You are unconsciously listening and processing all of these sounds. That takes energy that could be used for something more useful. To get more done, personally and professionally, create your own sound surroundings. If possible, avoid headphones. Consider a small indoor fountain to create the soothing sound of running water. There are “white noise machines” that emit a constant low-volume noise that masks other noises in your environment. Or you can play instrumental music at low volume through your computer speakers or a separate speaker connected to your phone.

Sound affects your mood and your productivity. Don’t just accept the sound the world pushes upon you. Create your own sound like you create your own life.

Train Your Brain

Are you getting smarter or dumber? If you’re not challenging your brain, it loses power just like muscles you don’t use. The physiology is completely different, but research shows that we can add more brain cells by using our brains just like we can add more muscle mass by using our muscles.

Because it takes so much energy to run a human brain, the body is always looking for shortcuts. Routines and habits mean that you don’t have to think – you just do as you normally do. It is your job to keep your brain fit by giving it new challenges. You don’t have to learn a new language or to play the piano, but you should always have something new to keep your brain fresh and interested. What new skill or challenge will you give your brain to work on this weekend?

Write it Down

Don’t let your bullying complaint evaporate. When you have been subjected to bulling or other inappropriate behavior, put down in writing what happened. That has two important effects. First, it makes your mind less likely to keep reminding you of the incident. Second, it allows you create a complaint that cannot evaporate.

When something important happens, good or bad, your mind recognizes it. Because it is important, your minds wants to hold on to it. That means it will regularly remind you in order to refresh the memory. For good memories, that is great. For bad experiences, you want to tell your mind that you got this on paper, so you don’t need any more reminders.

The people in your organization’s HR department or the school district have lots of things to worry about. If you report bullying, your important report might get lost in a pile of less important, but seemingly more urgent, tasks. But once a report is in writing, it cannot easily evaporate. It becomes a record in a system. There are people who will be evaluated on whether they address the complaints in that system. And if complaints about specific people pile up, they are more likely to be taken to task.

Improve Your Sleep

Sleeping too little is bad for your health in a thousand ways. Trying to catch up by spending the weekend in bed is not a long-term solution.

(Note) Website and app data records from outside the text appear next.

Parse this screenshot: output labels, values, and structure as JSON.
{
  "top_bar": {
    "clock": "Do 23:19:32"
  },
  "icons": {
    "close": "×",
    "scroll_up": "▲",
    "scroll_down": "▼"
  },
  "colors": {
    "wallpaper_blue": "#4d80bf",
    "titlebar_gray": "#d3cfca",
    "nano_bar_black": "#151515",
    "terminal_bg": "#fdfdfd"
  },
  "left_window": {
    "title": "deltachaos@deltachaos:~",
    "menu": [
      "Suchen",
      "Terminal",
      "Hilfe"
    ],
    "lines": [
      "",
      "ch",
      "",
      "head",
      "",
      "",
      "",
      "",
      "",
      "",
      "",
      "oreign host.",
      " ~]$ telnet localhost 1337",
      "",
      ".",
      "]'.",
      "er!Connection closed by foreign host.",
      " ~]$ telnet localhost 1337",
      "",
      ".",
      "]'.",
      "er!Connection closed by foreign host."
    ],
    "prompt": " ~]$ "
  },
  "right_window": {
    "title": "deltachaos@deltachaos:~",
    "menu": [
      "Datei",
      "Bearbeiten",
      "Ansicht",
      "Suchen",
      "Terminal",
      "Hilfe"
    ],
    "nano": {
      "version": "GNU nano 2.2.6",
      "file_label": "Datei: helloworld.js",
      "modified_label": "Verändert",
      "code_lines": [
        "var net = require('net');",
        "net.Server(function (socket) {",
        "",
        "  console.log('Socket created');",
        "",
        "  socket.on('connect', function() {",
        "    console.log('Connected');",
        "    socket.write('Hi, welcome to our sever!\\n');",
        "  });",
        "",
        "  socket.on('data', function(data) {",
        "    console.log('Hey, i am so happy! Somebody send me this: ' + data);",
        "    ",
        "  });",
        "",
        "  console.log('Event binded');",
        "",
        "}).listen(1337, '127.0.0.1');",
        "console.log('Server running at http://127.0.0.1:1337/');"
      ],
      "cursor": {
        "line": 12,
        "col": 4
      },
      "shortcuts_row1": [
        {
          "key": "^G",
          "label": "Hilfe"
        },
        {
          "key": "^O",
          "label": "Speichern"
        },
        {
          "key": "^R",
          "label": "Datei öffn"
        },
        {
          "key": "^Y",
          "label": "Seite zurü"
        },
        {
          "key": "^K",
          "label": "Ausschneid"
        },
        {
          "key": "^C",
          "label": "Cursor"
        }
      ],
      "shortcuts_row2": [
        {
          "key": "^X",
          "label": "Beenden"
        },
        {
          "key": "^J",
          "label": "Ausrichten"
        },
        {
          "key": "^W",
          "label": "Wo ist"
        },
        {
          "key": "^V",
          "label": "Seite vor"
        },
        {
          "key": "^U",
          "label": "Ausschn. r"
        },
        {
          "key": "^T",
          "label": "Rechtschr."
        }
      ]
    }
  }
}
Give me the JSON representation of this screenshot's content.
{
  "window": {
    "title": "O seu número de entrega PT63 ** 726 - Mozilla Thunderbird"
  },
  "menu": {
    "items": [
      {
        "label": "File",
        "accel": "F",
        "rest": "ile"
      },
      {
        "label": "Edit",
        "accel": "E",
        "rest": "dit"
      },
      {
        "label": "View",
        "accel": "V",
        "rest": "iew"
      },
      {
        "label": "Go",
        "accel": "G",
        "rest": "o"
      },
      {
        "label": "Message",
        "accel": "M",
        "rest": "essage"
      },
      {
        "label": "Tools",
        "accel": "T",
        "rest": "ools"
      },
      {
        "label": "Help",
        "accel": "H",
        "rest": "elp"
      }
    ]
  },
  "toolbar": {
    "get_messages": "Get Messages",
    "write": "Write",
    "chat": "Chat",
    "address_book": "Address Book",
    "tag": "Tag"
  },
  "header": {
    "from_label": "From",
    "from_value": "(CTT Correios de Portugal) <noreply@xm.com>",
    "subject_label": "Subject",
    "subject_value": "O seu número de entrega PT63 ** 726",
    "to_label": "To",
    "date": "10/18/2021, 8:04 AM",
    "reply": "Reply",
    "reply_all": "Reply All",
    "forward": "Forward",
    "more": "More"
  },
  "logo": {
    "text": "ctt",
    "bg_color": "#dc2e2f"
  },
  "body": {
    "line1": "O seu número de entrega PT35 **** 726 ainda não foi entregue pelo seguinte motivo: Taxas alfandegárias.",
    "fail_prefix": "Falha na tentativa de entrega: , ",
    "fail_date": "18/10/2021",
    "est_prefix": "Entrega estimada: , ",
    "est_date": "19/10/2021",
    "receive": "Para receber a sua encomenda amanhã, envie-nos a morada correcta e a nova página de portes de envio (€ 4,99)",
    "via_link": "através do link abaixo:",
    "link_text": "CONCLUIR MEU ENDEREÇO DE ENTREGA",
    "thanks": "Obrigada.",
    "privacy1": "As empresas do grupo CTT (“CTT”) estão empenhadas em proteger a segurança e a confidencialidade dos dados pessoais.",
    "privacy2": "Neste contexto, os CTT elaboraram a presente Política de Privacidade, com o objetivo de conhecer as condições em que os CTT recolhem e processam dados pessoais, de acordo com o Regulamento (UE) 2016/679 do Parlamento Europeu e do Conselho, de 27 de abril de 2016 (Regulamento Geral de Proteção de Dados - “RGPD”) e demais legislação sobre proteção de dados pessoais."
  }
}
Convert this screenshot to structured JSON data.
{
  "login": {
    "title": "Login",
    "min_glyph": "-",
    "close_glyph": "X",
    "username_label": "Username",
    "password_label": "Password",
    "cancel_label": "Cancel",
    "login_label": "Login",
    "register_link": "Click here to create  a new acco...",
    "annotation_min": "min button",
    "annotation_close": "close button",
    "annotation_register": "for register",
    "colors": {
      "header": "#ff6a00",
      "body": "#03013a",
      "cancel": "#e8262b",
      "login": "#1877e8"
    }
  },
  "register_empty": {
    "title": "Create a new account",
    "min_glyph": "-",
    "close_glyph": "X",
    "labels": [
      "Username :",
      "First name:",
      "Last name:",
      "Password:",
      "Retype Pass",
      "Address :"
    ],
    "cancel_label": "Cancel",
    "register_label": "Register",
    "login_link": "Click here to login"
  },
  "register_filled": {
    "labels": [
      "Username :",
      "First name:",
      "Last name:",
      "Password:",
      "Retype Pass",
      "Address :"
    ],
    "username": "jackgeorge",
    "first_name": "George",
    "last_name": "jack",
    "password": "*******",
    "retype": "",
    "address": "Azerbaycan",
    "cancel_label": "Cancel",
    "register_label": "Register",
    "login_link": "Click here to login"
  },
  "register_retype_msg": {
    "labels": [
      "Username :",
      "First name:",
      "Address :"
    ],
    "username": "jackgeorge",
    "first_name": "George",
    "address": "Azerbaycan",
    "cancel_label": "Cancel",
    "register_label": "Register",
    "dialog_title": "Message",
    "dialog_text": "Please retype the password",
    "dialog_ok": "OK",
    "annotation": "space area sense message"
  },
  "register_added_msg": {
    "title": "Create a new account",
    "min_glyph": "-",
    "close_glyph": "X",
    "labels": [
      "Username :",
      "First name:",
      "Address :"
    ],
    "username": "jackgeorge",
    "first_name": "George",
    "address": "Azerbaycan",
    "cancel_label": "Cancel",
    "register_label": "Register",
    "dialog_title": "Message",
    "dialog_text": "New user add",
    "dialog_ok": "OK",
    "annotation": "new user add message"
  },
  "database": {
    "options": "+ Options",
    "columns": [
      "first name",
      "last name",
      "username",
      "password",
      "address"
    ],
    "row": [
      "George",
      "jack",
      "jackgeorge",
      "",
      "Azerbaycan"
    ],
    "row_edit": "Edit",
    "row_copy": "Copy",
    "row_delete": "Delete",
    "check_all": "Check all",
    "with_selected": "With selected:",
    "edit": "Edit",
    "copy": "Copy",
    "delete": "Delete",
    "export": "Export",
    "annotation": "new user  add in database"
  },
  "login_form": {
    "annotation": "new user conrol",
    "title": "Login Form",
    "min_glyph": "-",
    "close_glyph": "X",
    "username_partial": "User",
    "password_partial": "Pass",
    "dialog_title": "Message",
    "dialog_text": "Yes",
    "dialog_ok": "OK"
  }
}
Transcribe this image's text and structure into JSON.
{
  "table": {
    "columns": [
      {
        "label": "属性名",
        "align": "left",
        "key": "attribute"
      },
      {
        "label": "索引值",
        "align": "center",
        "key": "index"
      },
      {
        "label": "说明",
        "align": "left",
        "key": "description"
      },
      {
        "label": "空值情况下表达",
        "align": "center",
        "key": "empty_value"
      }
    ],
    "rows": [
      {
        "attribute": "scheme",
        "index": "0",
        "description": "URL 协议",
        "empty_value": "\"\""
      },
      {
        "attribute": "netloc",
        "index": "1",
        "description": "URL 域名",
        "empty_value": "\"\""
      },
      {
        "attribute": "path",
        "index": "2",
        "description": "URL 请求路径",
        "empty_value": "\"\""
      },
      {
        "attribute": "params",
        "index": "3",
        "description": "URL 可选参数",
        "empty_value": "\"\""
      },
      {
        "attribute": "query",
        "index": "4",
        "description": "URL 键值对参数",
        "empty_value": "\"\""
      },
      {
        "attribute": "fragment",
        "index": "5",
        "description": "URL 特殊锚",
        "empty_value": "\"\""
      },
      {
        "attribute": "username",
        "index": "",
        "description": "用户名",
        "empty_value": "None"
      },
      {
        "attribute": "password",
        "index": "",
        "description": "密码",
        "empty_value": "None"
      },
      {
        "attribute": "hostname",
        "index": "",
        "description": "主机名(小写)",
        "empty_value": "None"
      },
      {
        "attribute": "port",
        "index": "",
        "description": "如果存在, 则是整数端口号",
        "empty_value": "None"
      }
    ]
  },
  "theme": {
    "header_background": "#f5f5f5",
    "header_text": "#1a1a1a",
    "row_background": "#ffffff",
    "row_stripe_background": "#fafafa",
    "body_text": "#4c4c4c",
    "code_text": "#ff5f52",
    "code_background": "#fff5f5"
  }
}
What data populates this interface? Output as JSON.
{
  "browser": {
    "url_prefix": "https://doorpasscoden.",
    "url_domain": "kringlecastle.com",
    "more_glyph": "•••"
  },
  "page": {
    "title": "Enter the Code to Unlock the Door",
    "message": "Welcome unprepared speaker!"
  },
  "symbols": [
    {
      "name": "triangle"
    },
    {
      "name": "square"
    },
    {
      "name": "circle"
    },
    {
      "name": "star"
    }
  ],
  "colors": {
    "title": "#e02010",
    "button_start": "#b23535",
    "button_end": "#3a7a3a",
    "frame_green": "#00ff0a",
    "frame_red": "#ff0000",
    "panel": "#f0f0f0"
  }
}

Notice what time you wake up on Saturday and Sunday without an alarm clock. If that is not about the same time you get up on work days, your sleep rhythm is disturbed and needs fixing.

To improve it, go to bed ridiculously early each day next week. Seriously early, like a 8 or 9 PM. Make a note of when you wake up fully rested. If that is not before your usual time, you have a sleep deficit you need to address. Keep going to bed very early until you wake up before you have to. Then you can start adjusting – if you want to get up at 7AM and you wake at 5AM, you can go to bed two hours later. A good sleep rhythm is necessary condition for health and success.

Sometimes You Need Help

Sometimes you do need help. I try to provide useful self-help advice for everybody who follow me on social media, but if you have a serious issue, you will need to work individually with someone.

One point where my American friends are ahead of us here in Europe is that there is little or no stigma attached to visiting a psychologist in the US. In Europe, it would be very surprising to hear someone in casual conversation say “as I told my therapist…”

I want to make it as easy as possible to work with me, so you can simply click a button on my website to set up a free 20-minute call. Or click this link: https://vester.li/i05. I’m here if you need me.